The expansion of pre-kindergarten to all six elementary schools in the Gainesville City School System beginning this fall has driven more demand than there is space available at most schools.
Previously, New Holland and Mundy Mill were the only sites in the school system that offered pre-K. The system this year decided to offer classes at each school, though the total number of classes will remain at 10.
A lottery signup was held between Feb. 26 and March 7, with 239 families entering.
But the school system only has space for 218 students.
2018-19 pre-K enrollment
Spaces Available Waiting list
Centennial 44 1 0
Enota 42 0 4
Fair Street 22 0 13
Gainesville 44 8 0
Mundy Mill 44 0 13
New Holland 22 0 10Total 218 9 40
According to Donna Allen, director of pre-K services, the enrollment cap next year is commensurate with the current year’s total.
“This certainly demonstrates the opportunity for our GCSS pre-K program to grow and expand in the near future,” Allen said. “Our goal is to eventually increase our class offerings from 10 to a total of 12 over the next two years. With continued development in the Mundy Mill attendance zone, we may get approved to expand sooner than our goal timeline.”
At Mundy Mill, for example, there are 13 on a waiting list for the pre-K. There are also 13 on the waiting list at Fair Street. Another 10 are waiting for New Holland, and four are waiting for Enota.
“GCSS will continue to monitor the waiting lists for schools who have reached capacity,” Allen said. “Although we do not wish to see parents leave, we have already seen some families, through natural attrition such as moving out of district, withdraw their children from registration. When this happens, space becomes available, and we can quickly go to the waiting list to offer that opportunity to the next family awaiting a space.”
Meanwhile, two schools do have space available: eight pre-K slots at Gainesville and one at Centennial are open.
Working in partnership with the Gainesville Housing Authority, the school system was able to identify 21 families with eligible 4-year-olds living in public housing units across the city to sign up for the lottery.
“Without (this) program, some of the families might not have the opportunity to enroll in other child care services without incurring a fee,” Allen said.
Maria Calkins, residential services coordinator with the Gainesville Housing Authority, said the partnership with the school system is valuable and that the two organizations work together regularly through after-school programming and summer programming that aligns with the system’s goals and curriculum.

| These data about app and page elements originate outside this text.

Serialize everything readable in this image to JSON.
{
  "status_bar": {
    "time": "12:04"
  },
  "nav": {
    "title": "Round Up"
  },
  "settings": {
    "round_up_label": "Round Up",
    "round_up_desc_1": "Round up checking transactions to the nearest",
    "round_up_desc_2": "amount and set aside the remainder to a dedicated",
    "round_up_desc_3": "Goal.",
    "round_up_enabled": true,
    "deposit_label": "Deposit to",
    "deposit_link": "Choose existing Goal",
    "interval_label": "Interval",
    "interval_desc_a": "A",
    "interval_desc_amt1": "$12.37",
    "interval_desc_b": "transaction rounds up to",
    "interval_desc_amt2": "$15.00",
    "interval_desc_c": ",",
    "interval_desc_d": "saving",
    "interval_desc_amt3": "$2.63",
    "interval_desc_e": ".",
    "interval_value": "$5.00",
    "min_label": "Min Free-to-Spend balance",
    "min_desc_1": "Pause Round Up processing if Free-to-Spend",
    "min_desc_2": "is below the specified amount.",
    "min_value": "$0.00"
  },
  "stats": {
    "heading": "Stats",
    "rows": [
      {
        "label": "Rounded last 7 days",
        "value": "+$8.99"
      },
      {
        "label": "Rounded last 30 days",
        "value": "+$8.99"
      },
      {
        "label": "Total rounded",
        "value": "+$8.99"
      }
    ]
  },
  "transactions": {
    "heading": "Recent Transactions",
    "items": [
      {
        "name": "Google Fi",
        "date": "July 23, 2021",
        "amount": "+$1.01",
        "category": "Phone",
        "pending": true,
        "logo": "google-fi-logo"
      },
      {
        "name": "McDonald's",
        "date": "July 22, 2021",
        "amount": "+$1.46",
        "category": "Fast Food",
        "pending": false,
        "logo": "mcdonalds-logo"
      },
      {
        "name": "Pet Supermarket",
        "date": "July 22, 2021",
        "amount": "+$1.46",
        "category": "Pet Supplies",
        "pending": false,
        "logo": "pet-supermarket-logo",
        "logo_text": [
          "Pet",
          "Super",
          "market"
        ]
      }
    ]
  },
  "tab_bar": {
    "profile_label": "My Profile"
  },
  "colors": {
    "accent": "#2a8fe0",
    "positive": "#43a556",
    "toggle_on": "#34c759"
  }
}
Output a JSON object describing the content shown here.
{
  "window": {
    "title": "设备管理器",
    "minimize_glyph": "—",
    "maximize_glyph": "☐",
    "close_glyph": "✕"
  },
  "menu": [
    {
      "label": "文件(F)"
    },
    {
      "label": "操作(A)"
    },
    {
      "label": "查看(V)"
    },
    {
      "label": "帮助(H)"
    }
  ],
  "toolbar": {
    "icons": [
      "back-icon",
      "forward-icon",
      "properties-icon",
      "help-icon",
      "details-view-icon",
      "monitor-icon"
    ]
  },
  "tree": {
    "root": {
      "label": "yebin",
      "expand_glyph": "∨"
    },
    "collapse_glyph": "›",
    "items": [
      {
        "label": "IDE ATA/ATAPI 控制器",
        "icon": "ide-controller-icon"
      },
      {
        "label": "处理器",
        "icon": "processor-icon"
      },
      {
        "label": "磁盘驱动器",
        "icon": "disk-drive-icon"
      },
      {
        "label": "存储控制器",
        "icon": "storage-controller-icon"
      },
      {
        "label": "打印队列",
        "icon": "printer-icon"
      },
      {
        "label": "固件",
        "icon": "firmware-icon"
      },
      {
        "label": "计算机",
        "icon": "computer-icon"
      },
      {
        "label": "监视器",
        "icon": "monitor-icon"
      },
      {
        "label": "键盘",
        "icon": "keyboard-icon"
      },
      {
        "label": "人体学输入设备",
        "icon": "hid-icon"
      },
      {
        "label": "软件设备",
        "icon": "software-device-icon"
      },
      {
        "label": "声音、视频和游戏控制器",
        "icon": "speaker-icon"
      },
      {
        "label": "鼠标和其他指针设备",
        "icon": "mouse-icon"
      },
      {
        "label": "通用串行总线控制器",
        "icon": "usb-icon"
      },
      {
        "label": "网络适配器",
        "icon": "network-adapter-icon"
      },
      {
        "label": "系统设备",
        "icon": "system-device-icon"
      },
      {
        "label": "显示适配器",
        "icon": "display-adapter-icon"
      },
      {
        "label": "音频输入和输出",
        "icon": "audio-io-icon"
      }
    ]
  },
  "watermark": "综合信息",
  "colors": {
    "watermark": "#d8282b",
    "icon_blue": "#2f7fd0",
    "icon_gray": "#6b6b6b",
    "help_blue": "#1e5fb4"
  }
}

“Children are given the support and resources they need to attend school ready to learn so they can graduate from high school, have access to college, technical school or job training, and become socially and economically self-sufficient adults,” Calkins added. “Pre-K is a great way to get our (Housing Authority) children learning at an early age.”